Paper No. 4
Presentation Time: 8:00 AM-12:00 PM
ORIGIN AND GEOCHEMICAL EVOLUTION OF LOCALIZED, HIGH-FERROUS-IRON ZONES IN THE UPPER CASTLE HAYNE AQUIFER, BEAUFORT COUNTY, NORTH CAROLINA

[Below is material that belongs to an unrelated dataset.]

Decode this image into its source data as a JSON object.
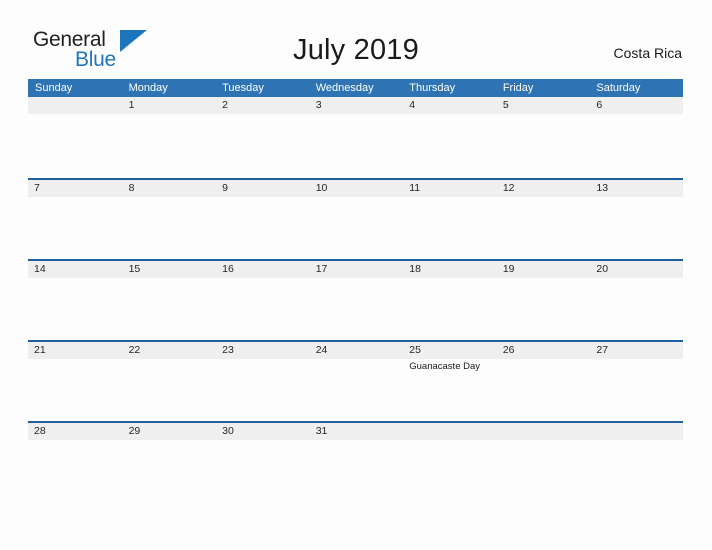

The Tertiary Upper Castle Hayne Aquifer (UCHA) is one of the most productive and most extensively developed aquifers in the North Carolina Coastal Plain; however, localized zones containing high, dissolved-iron concentrations (>0.3 mg/L) have been measured near the recharge area. Although iron-rich groundwater is an expensive water quality and infrastructure problem affecting municipal water suppliers in eastern North Carolina, the evolution of high-iron zones in the UCHA is poorly understood. This preliminary study integrates mineral geochemistry, mineralogy, sedimentology, and geochemical groundwater modeling techniques to identify potential sources and sinks of dissolved iron near Washington, NC in Beaufort County. Three reddish orange sediment samples, extracted from around 13, 17, and 21 feet below the ground surface, have the highest measured iron concentrations (approximately 13.7% for each sample). Several additional anomalies occur within the aforementioned depth range including both the minimum and maximum pH values (4.9 and 8.1, respectively), the largest increase in cation exchange capacity (from 2.3 to 124.6 meq/100 cm3), and the highest concentrations of mud-sized grains (87.1%), fluorine (0.69%), magnesium (1.6%), aluminum (15.2%), phosphorous (11.1%), potassium (2.5%), manganese (0.16%), copper (0.7 mg/dm3), and zinc (4.1 mg/dm3). X-ray fluorescence and grain size data show that major iron concentrations can be correlated with large proportions of mud-sized particles, elevated cation exchange capacities, and relatively high manganese concentrations. Initial results of magnetic susceptibility, x-ray diffraction, and optical microscopy analyses indicate that iron-bearing minerals such as goethite, hematite, magnetite, ilmenite, pyrite, glauconite, nontronite, and jacobsite may be important sources of dissolved iron in the coastal plain overburden. Geochemical groundwater modeling indicates that cation exchange reactions between ferrous iron and smectite group minerals may substantially deplete dissolved iron once groundwater enters the UCHA. Future biogeochemical studies will be necessary to determine the degree to which microbial processes affect the formation and distribution of high-iron microsites.